Spotify Confirms Video Shift as Pacts With Major Media Partners Lapse

The Spotify offices in New York City
Mario Tama/Getty Images

 People gather in the Spotify offices in New York City on June 27, 2013.

Welcome to the fickle world of streaming video, Spotify. Roughly nine months after launching an ambitious video platform for mobile users, the streaming music leader appears to be tinkering with its roster of major media content partners. As first reported by Swedish outlet Breakit, and confirmed to Billboard, Spotify recently allowed several initial partnerships to lapse while strongly affirming a focus on original content.

Spotify unveiled an impressive list of U.S. partners for its long-trumpeted video features in late January. Big names included Viacom, Vice Media, NBC, BBC, Warner Bros. and others. The company paired the video rollout with an ever-expansive collection of podcasts, a segment that actually seems to be growing as the year progresses.

But a quick glance at the "Videos" section less than a year later points to a changing focus, thanks to expired agreements with those major partners. Gone are videos from a-list entities like Disney’s ESPN and Jimmy Kimmel Live, as well as NBCUniversal’s Tonight Show and Late Night. Cable broadcasters including Turner Broadcasting, with its trove of Adult Swim clips, and Viacom -- Comedy Central, MTV, VH1, etc. -- are also nowhere to be seen in the section.

A source familiar with the situation said that the entry and exit of various partners should be seen as a normal part of the testing process.

Some familiar partners do remain, including a wealth of videos from TED Talks, along with Artists Den, Genius and Country Music Association. 

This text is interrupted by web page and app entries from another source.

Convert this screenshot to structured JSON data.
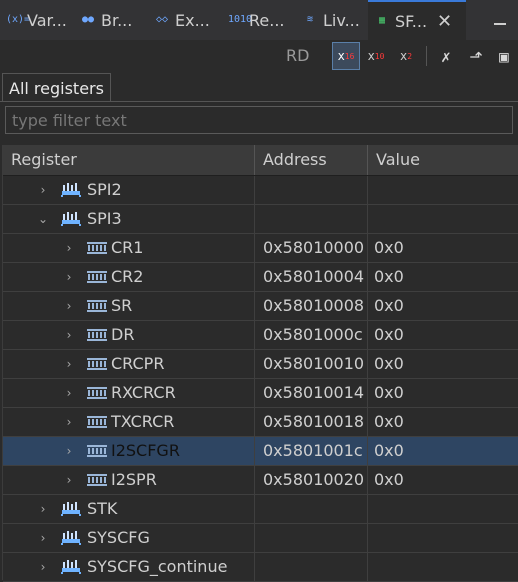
{
  "tabs": [
    {
      "icon": "(x)=",
      "label": "Var..."
    },
    {
      "icon": "●●",
      "label": "Br..."
    },
    {
      "icon": "◇◇",
      "label": "Ex..."
    },
    {
      "icon": "1010",
      "label": "Re..."
    },
    {
      "icon": "≋",
      "label": "Liv..."
    },
    {
      "icon": "▦",
      "label": "SF..."
    }
  ],
  "toolbar": {
    "rd_label": "RD",
    "hex_label": "x",
    "hex_sub": "16",
    "dec_label": "x",
    "dec_sub": "10",
    "bin_label": "x",
    "bin_sub": "2"
  },
  "panel": {
    "tab_label": "All registers",
    "filter_placeholder": "type filter text"
  },
  "table": {
    "headers": {
      "register": "Register",
      "address": "Address",
      "value": "Value"
    },
    "rows": [
      {
        "name": "SPI2",
        "address": "",
        "value": "",
        "twisty": "›"
      },
      {
        "name": "SPI3",
        "address": "",
        "value": "",
        "twisty": "⌄"
      },
      {
        "name": "CR1",
        "address": "0x58010000",
        "value": "0x0",
        "twisty": "›"
      },
      {
        "name": "CR2",
        "address": "0x58010004",
        "value": "0x0",
        "twisty": "›"
      },
      {
        "name": "SR",
        "address": "0x58010008",
        "value": "0x0",
        "twisty": "›"
      },
      {
        "name": "DR",
        "address": "0x5801000c",
        "value": "0x0",
        "twisty": "›"
      },
      {
        "name": "CRCPR",
        "address": "0x58010010",
        "value": "0x0",
        "twisty": "›"
      },
      {
        "name": "RXCRCR",
        "address": "0x58010014",
        "value": "0x0",
        "twisty": "›"
      },
      {
        "name": "TXCRCR",
        "address": "0x58010018",
        "value": "0x0",
        "twisty": "›"
      },
      {
        "name": "I2SCFGR",
        "address": "0x5801001c",
        "value": "0x0",
        "twisty": "›"
      },
      {
        "name": "I2SPR",
        "address": "0x58010020",
        "value": "0x0",
        "twisty": "›"
      },
      {
        "name": "STK",
        "address": "",
        "value": "",
        "twisty": "›"
      },
      {
        "name": "SYSCFG",
        "address": "",
        "value": "",
        "twisty": "›"
      },
      {
        "name": "SYSCFG_continue",
        "address": "",
        "value": "",
        "twisty": "›"
      }
    ]
  },
  "colors": {
    "selected_row": "#2e4562",
    "accent": "#3a7ad9"
  }
}
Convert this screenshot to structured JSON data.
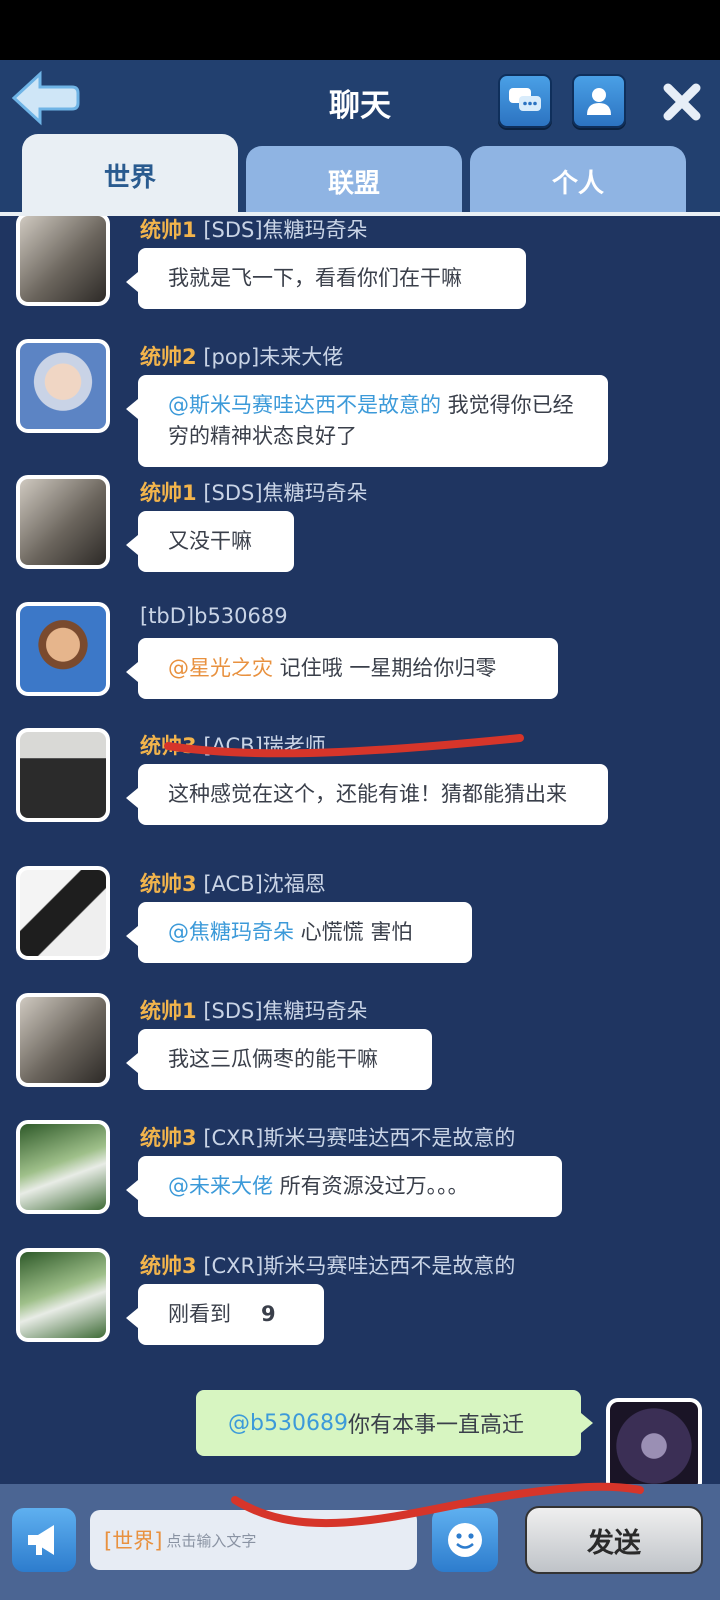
{
  "header": {
    "title": "聊天",
    "icons": [
      "back-arrow-icon",
      "chat-bubbles-icon",
      "profile-icon",
      "close-icon"
    ]
  },
  "tabs": [
    {
      "label": "世界",
      "active": true
    },
    {
      "label": "联盟",
      "active": false
    },
    {
      "label": "个人",
      "active": false
    }
  ],
  "messages": [
    {
      "rank": "统帅1",
      "name": "[SDS]焦糖玛奇朵",
      "mention": "",
      "text": "我就是飞一下，看看你们在干嘛"
    },
    {
      "rank": "统帅2",
      "name": "[pop]未来大佬",
      "mention": "@斯米马赛哇达西不是故意的",
      "text": " 我觉得你已经穷的精神状态良好了"
    },
    {
      "rank": "统帅1",
      "name": "[SDS]焦糖玛奇朵",
      "mention": "",
      "text": "又没干嘛"
    },
    {
      "rank": "",
      "name": "[tbD]b530689",
      "mention": "@星光之灾",
      "text": " 记住哦 一星期给你归零"
    },
    {
      "rank": "统帅3",
      "name": "[ACB]瑞老师",
      "mention": "",
      "text": "这种感觉在这个，还能有谁！猜都能猜出来"
    },
    {
      "rank": "统帅3",
      "name": "[ACB]沈福恩",
      "mention": "@焦糖玛奇朵",
      "text": " 心慌慌  害怕"
    },
    {
      "rank": "统帅1",
      "name": "[SDS]焦糖玛奇朵",
      "mention": "",
      "text": "我这三瓜俩枣的能干嘛"
    },
    {
      "rank": "统帅3",
      "name": "[CXR]斯米马赛哇达西不是故意的",
      "mention": "@未来大佬",
      "text": " 所有资源没过万。。。"
    },
    {
      "rank": "统帅3",
      "name": "[CXR]斯米马赛哇达西不是故意的",
      "mention": "",
      "text": "刚看到",
      "extra": "9"
    }
  ],
  "my_message": {
    "mention": "@b530689",
    "text": " 你有本事一直高迁"
  },
  "input": {
    "channel_tag": "[世界]",
    "placeholder": "点击输入文字"
  },
  "send_label": "发送",
  "colors": {
    "background": "#1f3561",
    "rank": "#f2b44c",
    "mention": "#3c9ad9",
    "mention_orange": "#e8913f",
    "my_bubble": "#d7f5c1",
    "scribble": "#d6352a"
  }
}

Spotify has invested heavily in its video initiative, though it won’t divulge a dollar amount on what it pays to license the videos. It also does not release metrics for video traffic.

Since launching video and podcasts for mobile users -- sorry, desktoppers -- Spotify has spent most of its bandwidth on producing original content. In-house projects include performance series Flash Frame, celeb-driven Trading Playlists, social issue-driven Deconstructing and the election season-geared Clarify. It recently premiered a series called Landmark that delves into "monumental moments in music," with Metallica getting the nod for the first episodes.

"We're one hundred percent committed to video and podcast content and exploring new and fresh ideas for our audience, and we have lots of great original content available now or coming soon, such as our Landmark Metallica documentary," the company said in a statement provided to Billboard. "We work with many different non-music content partners to develop and deliver content, and that roster of partners naturally changes from time to time."

Additional reporting by Andrew Flanagan.